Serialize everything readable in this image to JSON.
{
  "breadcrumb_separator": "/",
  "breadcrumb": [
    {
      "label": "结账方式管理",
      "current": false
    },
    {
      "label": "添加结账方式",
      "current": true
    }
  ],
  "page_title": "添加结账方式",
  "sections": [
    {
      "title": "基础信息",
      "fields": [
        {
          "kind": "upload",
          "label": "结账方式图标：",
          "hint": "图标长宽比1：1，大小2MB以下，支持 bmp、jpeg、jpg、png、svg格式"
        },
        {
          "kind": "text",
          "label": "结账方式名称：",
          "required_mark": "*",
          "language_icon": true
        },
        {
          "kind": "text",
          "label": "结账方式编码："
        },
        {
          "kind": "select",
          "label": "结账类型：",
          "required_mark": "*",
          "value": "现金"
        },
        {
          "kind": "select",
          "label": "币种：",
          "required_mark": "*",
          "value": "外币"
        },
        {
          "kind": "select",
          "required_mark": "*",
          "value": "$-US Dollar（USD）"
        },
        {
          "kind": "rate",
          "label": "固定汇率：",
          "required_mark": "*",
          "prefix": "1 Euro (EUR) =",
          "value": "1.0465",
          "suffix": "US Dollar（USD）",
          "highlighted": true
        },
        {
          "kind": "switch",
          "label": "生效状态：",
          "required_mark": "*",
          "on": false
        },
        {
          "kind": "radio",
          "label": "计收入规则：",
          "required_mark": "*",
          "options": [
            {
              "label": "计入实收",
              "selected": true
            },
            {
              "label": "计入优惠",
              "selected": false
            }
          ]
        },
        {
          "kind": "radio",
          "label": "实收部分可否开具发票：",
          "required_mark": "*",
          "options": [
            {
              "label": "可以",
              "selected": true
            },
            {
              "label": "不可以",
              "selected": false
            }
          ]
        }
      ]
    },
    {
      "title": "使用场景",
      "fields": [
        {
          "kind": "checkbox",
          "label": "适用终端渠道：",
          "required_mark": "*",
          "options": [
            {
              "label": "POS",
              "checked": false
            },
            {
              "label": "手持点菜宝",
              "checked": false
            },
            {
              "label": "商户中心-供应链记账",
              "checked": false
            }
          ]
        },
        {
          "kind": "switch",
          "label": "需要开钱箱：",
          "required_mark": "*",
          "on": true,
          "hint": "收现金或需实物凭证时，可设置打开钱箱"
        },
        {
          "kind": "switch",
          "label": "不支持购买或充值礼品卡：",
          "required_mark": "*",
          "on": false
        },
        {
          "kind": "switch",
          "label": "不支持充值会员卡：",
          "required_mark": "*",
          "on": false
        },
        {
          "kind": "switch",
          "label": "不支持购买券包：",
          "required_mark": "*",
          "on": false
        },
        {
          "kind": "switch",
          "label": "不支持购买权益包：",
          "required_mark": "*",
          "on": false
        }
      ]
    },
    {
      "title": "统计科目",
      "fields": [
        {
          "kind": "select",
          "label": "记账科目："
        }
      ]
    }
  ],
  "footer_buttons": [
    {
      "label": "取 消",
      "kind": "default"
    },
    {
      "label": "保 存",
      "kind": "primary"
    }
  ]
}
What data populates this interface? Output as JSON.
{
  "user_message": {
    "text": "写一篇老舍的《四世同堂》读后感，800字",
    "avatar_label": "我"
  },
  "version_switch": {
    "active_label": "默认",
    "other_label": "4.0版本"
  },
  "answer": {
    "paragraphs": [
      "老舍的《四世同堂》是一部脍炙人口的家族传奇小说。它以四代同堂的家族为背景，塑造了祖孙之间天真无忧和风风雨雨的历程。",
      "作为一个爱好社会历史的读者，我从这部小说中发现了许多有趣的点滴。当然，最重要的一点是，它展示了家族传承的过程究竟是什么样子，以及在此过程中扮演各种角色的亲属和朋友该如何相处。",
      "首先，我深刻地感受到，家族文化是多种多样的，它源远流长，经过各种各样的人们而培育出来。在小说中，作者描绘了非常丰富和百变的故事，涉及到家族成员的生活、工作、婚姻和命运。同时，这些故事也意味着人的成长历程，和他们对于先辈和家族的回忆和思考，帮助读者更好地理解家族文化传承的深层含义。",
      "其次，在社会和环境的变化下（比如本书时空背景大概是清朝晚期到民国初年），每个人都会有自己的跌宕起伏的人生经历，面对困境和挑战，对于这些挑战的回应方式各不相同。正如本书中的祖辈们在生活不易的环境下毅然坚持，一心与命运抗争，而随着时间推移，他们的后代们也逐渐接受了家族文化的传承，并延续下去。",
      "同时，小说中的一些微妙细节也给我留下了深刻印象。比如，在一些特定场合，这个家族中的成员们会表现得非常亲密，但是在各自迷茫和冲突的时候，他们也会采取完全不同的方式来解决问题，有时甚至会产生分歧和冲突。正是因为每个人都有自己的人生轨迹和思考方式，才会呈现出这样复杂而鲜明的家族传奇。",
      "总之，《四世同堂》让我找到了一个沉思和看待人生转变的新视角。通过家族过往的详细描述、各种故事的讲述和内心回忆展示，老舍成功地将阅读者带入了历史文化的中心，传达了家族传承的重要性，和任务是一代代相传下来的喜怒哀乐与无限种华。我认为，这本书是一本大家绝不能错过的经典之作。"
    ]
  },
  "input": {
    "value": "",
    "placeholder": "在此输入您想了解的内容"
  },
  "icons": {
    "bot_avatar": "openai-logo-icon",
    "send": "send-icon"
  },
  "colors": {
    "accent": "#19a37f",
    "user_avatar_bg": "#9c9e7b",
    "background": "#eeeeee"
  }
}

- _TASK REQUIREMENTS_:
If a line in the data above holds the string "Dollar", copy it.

- _RESPONSE TO THIS TASK_:
          "value": "$-US Dollar（USD）"
          "suffix": "US Dollar（USD）",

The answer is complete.